━━━━━ The data
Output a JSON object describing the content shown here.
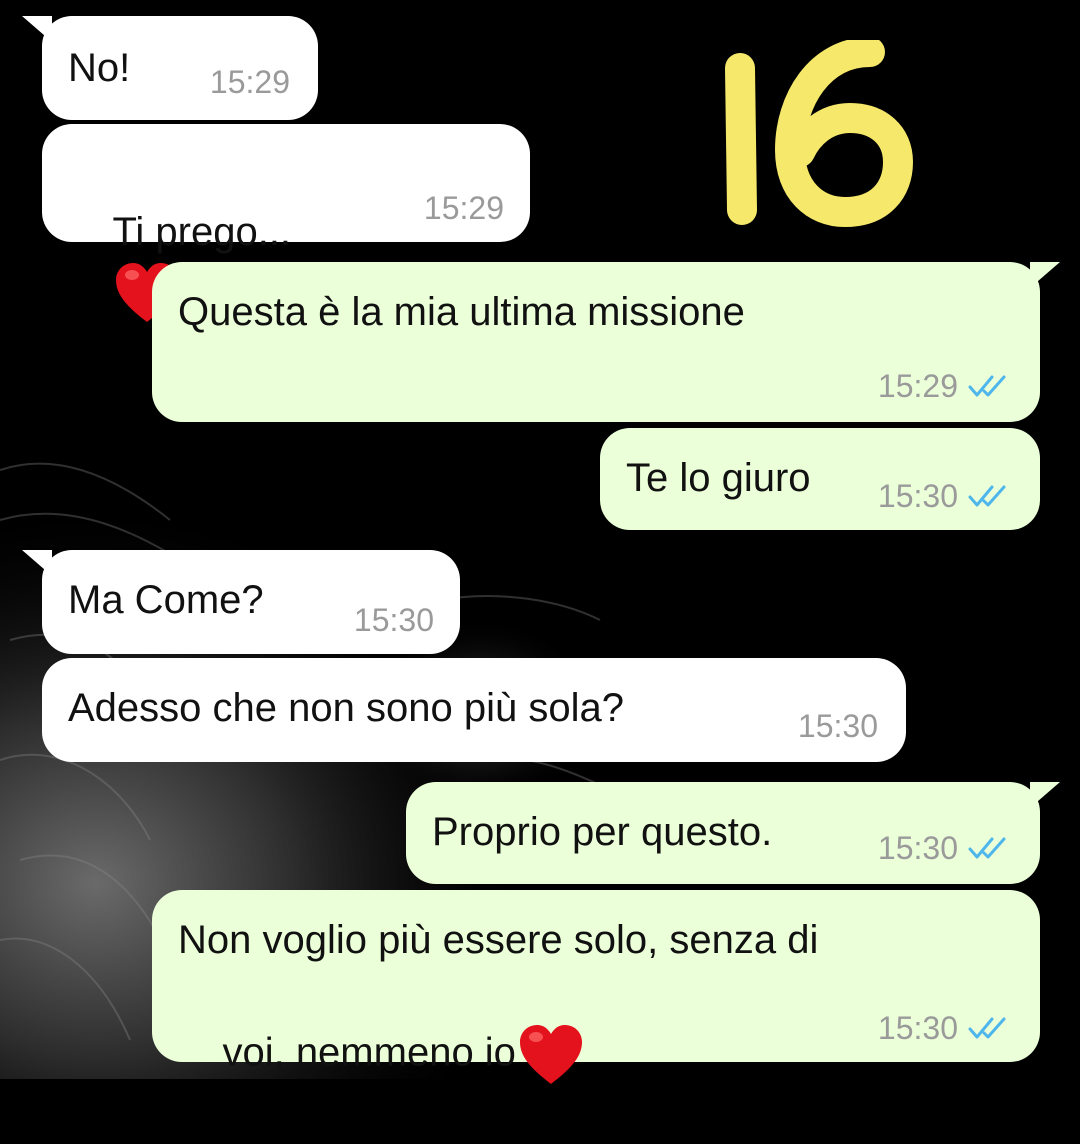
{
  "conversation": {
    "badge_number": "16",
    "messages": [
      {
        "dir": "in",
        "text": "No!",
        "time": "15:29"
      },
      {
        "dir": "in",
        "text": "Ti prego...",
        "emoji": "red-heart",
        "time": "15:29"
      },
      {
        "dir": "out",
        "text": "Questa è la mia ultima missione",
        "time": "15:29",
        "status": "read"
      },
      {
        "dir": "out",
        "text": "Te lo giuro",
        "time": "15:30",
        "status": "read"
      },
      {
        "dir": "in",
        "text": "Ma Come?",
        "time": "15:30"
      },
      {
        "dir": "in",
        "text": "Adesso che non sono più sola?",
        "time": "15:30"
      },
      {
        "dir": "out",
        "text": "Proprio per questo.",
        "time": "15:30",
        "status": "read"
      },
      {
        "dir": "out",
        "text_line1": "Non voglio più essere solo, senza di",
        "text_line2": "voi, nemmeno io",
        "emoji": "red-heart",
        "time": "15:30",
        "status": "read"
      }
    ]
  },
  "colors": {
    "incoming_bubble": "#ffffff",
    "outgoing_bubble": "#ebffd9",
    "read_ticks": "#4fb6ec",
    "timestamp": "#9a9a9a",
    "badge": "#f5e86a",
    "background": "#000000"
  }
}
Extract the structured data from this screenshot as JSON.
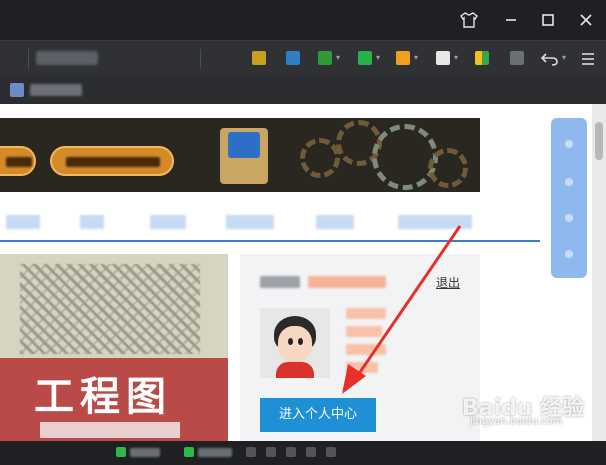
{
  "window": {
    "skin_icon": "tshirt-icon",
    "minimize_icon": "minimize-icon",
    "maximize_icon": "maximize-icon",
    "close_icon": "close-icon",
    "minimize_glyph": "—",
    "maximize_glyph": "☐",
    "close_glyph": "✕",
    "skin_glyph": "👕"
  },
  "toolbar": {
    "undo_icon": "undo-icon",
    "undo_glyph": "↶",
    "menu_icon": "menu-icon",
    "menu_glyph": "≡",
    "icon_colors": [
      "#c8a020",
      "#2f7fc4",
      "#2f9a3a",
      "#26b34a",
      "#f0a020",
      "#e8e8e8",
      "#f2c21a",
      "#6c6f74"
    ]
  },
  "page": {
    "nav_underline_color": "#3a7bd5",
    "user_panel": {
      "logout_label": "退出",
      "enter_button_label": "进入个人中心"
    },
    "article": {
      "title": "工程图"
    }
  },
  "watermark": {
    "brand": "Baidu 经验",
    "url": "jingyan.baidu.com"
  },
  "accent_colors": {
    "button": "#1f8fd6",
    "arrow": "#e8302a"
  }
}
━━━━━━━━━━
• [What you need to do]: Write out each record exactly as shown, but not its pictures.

• [Exercise response]:
Output a JSON object describing the content shown here.
{
  "conversation": {
    "badge_number": "16",
    "messages": [
      {
        "dir": "in",
        "text": "No!",
        "time": "15:29"
      },
      {
        "dir": "in",
        "text": "Ti prego...",
        "emoji": "red-heart",
        "time": "15:29"
      },
      {
        "dir": "out",
        "text": "Questa è la mia ultima missione",
        "time": "15:29",
        "status": "read"
      },
      {
        "dir": "out",
        "text": "Te lo giuro",
        "time": "15:30",
        "status": "read"
      },
      {
        "dir": "in",
        "text": "Ma Come?",
        "time": "15:30"
      },
      {
        "dir": "in",
        "text": "Adesso che non sono più sola?",
        "time": "15:30"
      },
      {
        "dir": "out",
        "text": "Proprio per questo.",
        "time": "15:30",
        "status": "read"
      },
      {
        "dir": "out",
        "text_line1": "Non voglio più essere solo, senza di",
        "text_line2": "voi, nemmeno io",
        "emoji": "red-heart",
        "time": "15:30",
        "status": "read"
      }
    ]
  },
  "colors": {
    "incoming_bubble": "#ffffff",
    "outgoing_bubble": "#ebffd9",
    "read_ticks": "#4fb6ec",
    "timestamp": "#9a9a9a",
    "badge": "#f5e86a",
    "background": "#000000"
  }
}
Extract the structured data from this screenshot as JSON.
{
  "window": {
    "skin_icon": "tshirt-icon",
    "minimize_icon": "minimize-icon",
    "maximize_icon": "maximize-icon",
    "close_icon": "close-icon",
    "minimize_glyph": "—",
    "maximize_glyph": "☐",
    "close_glyph": "✕",
    "skin_glyph": "👕"
  },
  "toolbar": {
    "undo_icon": "undo-icon",
    "undo_glyph": "↶",
    "menu_icon": "menu-icon",
    "menu_glyph": "≡",
    "icon_colors": [
      "#c8a020",
      "#2f7fc4",
      "#2f9a3a",
      "#26b34a",
      "#f0a020",
      "#e8e8e8",
      "#f2c21a",
      "#6c6f74"
    ]
  },
  "page": {
    "nav_underline_color": "#3a7bd5",
    "user_panel": {
      "logout_label": "退出",
      "enter_button_label": "进入个人中心"
    },
    "article": {
      "title": "工程图"
    }
  },
  "watermark": {
    "brand": "Baidu 经验",
    "url": "jingyan.baidu.com"
  },
  "accent_colors": {
    "button": "#1f8fd6",
    "arrow": "#e8302a"
  }
}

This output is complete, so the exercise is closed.